Samples were cut on shells of oyster blue.
So ripe the seedless heart had split in two.
The closer to the Gulf we came the more
The flattened earth recalled itself as shore.
The needle of the pine, metallic leaf,
Grew where lusher life could come to grief.
The soil lay dreaming of the ancient salt,
A trance of heat inside the summer’s vault.
It cooled by evening when we reached the bay.
Blacked vistas opened out; just miles away,
We felt the plunging shelves of rising sea.
The boats were in; at shore beneath a tree
The scaling boys half-naked, brown as nuts,
Threw to the blue crabs the fishes’ guts.
I’ve driven a road like that to the Gulf of Mexico, a bit to the west of where Finlay went. Many times, when I was a child, my family drove the old Highway 90 from New Orleans to Biloxi, and several times I drove my own family from just east of Mobile south on Highway 59 to Gulf Shores. And it was like Finlay describes—the pine trees, the melon stands, the soil “dreaming of ancient salt,” the “shelves of the rising sea.” We missed the fishes’ guts and the crabs, however.
His subjects include family, literature, war, artists, the saints, faith, and many others. Six poems, grouped together under the title of “The American Tragedies: A Chronology of Six Poems,” deal with the settling of the South, including the Civil War and stories told about what happened to some of the area’s people, among them an Italian immigrant. One poem in that series, “The Blood of Shiloh,” deals with what today we call PTSD; it is simply a wonderful poem.
Finlay wrote form poems at a time when they were going out of fashion. The “New Formalism” arose after his death and likely helped renew interest in his poetry. Middleton also edited collections of Finlay’s work published posthumously.
While he worked on his Ph.D. from 1970 to 1980, Finlay lived in Baton Rouge, except for 1972-73, when he lived in Corfu and Paris (several poems in the collection reflect that experience). In 1980, he received his Ph.D. and joined the Roman Catholic Church. Shortly after that, he moved to the family home in Ozark, Alabama, where he wrote essays, reviews, and poetry. A few of the poems deal directly and rather movingly with his health; he died of AIDS in 1991.
Dense Poems & Socratic Light, with its extensive notes and appendices, is a work you read almost in awe. The editors have done a superb job of bringing Finlay’s poetry, and his life, together in an extremely accessible way. He was a fine poet and deserves to be known and read. This volume will help that immeasurably.
How to Read a Poem uses images like the mouse, the hive, the switch (from the Billy Collins poem)—to guide readers into new ways of understanding poems.
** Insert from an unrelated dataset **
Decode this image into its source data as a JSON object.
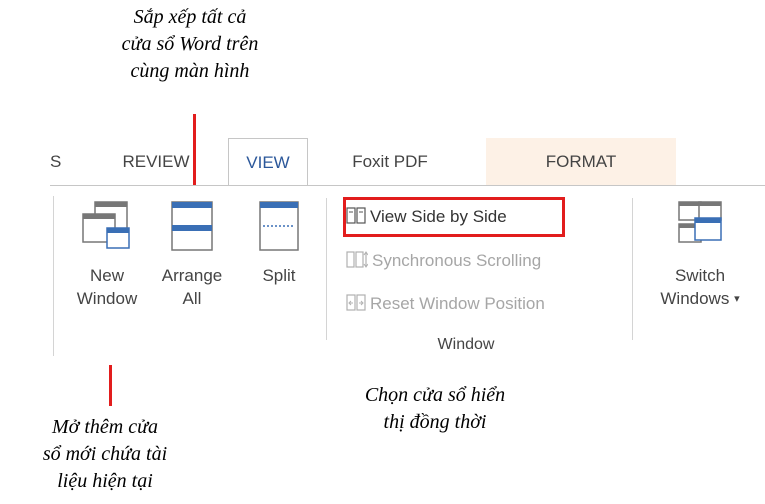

Anthology included.
“I require all our incoming poetry students—in the MFA I direct—to buy and read this book.”
—Jeanetta Calhoun Mish